quantity: float
reserved_quantity: float
lot_id: int = None


class TestStock(unittest.TestCase):
def test_qty_available(self):
quant = QuantMock(quantity=12.5, reserved_quantity=5.2)
assert stock.qty_available(quant) == 7.3

def test_sum_availability(self):
quants = [
QuantMock(quantity=11.0, reserved_quantity=2.0),
QuantMock(quantity=11.0, reserved_quantity=3.0),
QuantMock(quantity=11.0, reserved_quantity=4.0),
]
assert reduce(stock.sum_availability, quants, 0) == 24.0

def test_filter_tracked_quants(self):
quants = [
QuantMock(quantity=11.0, reserved_quantity=2.0, lot_id=2),
QuantMock(quantity=11.0, reserved_quantity=2.0, lot_id=7),
QuantMock(quantity=11.0, reserved_quantity=3.0, lot_id=None),
]

filtered = list(filter(stock.filter_tracked, quants))
assert len(filtered) == 2
assert filtered == [quants[0], quants[1]]

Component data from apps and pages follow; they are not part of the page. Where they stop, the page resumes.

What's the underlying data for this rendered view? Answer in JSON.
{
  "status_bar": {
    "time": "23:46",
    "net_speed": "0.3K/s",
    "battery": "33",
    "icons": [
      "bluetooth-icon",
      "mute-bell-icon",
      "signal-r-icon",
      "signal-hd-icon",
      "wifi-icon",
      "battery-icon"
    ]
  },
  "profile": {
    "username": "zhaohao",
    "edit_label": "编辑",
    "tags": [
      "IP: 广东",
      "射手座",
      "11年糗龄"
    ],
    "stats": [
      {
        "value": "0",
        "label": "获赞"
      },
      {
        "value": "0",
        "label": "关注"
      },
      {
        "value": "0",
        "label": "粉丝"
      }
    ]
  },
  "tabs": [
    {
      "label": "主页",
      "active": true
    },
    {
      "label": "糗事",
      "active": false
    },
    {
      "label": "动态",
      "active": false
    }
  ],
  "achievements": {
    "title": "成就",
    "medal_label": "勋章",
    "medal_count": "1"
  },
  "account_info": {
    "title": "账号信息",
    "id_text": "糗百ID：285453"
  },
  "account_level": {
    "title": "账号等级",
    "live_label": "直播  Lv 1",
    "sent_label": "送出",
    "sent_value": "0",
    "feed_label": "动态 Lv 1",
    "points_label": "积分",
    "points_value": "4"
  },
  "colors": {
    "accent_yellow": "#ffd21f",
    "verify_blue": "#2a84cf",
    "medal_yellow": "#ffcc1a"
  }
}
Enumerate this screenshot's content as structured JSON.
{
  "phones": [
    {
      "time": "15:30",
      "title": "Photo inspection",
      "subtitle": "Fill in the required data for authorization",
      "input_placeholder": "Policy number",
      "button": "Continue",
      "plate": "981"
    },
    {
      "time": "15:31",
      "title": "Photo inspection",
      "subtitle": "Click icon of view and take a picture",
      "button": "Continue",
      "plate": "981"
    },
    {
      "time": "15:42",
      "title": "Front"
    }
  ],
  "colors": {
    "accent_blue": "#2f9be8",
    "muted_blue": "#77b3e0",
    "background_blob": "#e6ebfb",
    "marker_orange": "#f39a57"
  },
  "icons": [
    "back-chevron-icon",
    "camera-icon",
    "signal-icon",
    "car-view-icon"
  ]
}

def test_filter_untracked_quants(self):
quants = [
QuantMock(quantity=11.0, reserved_quantity=2.0, lot_id=2),
QuantMock(quantity=11.0, reserved_quantity=2.0, lot_id=7),
QuantMock(quantity=11.0, reserved_quantity=3.0, lot_id=None),
]

filtered = list(filter(stock.filter_untracked, quants))
assert len(filtered) == 1
assert filtered == [quants[2]]

def test_availability_by_tracking_without_lots(self):
quants = [
QuantMock(quantity=11.0, reserved_quantity=2.0),
QuantMock(quantity=11.0, reserved_quantity=3.0),
QuantMock(quantity=11.0, reserved_quantity=4.0),
]

assert stock.availability_by_tracking("none", quants) == [24.0]

def test_availability_by_tracking_with_lots(self):
quants = [
QuantMock(quantity=11.0, reserved_quantity=2.0),
QuantMock(quantity=11.0, reserved_quantity=3.0, lot_id=1),
QuantMock(quantity=11.0, reserved_quantity=4.0, lot_id=2),
QuantMock(quantity=11.0, reserved_quantity=5.0, lot_id=3),
QuantMock(quantity=11.0, reserved_quantity=5.0, lot_id=3),
]

quantities = stock.availability_by_tracking("lots", quants)
assert quantities == [
9.0, # untracked
8.0, # lot_id=1
7.0, # lot_id=2
12.0, # lot_id=3
]

If you’ve got it all setup the way I’ve described above you can go into your module and run your tests directly from command line. On my machine, I’m getting tests to run in 0.027s. Imagine dealing with code as complex as stock.quant for standard Odoo tests. It would be quite a bit of setup to get unit tests like this done.

holden:$ python3 -m unittest discover -s core -t . -v

test_availability_by_tracking_with_lots (tests.test_stock.TestStock) ... ok
test_availability_by_tracking_without_lots (tests.test_stock.TestStock) ... ok
test_filter_tracked_quants (tests.test_stock.TestStock) ... ok
test_filter_untracked_quants (tests.test_stock.TestStock) ... ok
test_qty_available (tests.test_stock.TestStock) ... ok
test_sum_availability (tests.test_stock.TestStock) ... ok

----------------------------------------------------------------------
Ran 6 tests in 0.027s

OK

A note about tools.

I’m using unittest here with the standard test runner, but you have the freedom to use what you want. If you wanted to use pytest instead, or swap out the test runner for something like green, go for it! There's no lock in since it's just pure, simple python code.

Takeaways.

There’s a ton I didn’t discuss here that I’ve been thinking about for a while with Odoo. Some problems and some additional benefits with this type of setup, but I think overall the benefits outweigh the cons.

If enough of your code was written into more pure python, the cost saving of migrating from one major version of Odoo to another might be a big enough benefit on its own, without even thinking about the benefits to day to day developers working on these systems.

There’s some work to do with integrating this into your CI pipeline or pre-commit checks, but relatively easy compared to the standard Odoo tests.

I hope this is a pattern that the Odoo community can start utilizing going forward. I’d love to talk to other developers about architecting their code so if you have any question or ideas, please reach out to me.

Best of luck coding.

- Holden

Originally published at https://www.holdenrehg.com.

🧑‍💻 Software Freelancer and Consultant | Works mostly with #odoo and #python web apps | Writes at http://holdenrehg.com/blog